- WHAT NEEDS TO BE DONE:
Please find the lines in the entries below that contain the word "JSON", and copy each one.

Stored data
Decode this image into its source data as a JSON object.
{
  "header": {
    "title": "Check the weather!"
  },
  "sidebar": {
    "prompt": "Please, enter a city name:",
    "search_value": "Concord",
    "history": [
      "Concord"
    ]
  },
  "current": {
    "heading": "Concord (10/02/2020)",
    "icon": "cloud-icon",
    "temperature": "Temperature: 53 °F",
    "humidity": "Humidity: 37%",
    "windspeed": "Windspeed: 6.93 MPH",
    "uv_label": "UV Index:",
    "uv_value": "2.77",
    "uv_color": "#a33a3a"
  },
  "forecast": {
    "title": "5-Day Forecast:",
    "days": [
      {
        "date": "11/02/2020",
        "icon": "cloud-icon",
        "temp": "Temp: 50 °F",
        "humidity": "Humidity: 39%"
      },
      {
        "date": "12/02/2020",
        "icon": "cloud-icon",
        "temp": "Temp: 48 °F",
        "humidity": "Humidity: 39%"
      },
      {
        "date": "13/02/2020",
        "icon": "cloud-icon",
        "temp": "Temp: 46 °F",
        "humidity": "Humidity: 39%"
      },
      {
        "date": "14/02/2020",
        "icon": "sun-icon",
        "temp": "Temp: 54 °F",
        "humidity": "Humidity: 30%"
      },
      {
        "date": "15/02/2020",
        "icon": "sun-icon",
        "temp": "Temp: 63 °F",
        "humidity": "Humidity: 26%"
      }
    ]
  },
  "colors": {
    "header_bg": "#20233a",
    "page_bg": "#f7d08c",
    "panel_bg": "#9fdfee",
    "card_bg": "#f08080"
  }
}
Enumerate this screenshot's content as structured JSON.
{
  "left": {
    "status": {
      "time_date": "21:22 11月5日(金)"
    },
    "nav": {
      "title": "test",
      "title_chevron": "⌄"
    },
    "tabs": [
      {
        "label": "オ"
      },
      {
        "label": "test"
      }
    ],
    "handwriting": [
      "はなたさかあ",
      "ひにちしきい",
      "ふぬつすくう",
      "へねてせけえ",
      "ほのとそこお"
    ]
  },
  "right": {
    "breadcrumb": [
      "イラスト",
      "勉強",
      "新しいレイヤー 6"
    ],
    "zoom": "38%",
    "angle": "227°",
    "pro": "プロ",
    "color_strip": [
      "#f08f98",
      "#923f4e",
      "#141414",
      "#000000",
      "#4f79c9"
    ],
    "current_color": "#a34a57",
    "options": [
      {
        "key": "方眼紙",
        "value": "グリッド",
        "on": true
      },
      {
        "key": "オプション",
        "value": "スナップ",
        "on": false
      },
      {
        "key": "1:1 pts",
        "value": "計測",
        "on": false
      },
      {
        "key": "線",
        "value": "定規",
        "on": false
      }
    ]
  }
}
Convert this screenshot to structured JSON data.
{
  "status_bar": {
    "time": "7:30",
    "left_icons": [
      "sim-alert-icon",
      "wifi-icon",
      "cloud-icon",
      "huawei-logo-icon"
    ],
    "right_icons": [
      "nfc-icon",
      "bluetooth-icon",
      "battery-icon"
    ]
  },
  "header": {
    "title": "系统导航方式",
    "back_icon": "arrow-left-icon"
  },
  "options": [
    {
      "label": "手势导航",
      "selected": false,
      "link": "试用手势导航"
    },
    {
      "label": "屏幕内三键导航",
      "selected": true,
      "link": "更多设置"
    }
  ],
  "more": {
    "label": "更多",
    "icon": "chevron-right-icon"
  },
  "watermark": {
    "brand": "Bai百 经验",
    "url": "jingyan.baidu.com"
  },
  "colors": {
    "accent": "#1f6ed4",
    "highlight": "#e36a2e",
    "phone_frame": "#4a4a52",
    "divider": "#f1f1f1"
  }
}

- OUTPUT BELOW:
Decode this image into its source data as a JSON object.
Enumerate this screenshot's content as structured JSON.
Convert this screenshot to structured JSON data.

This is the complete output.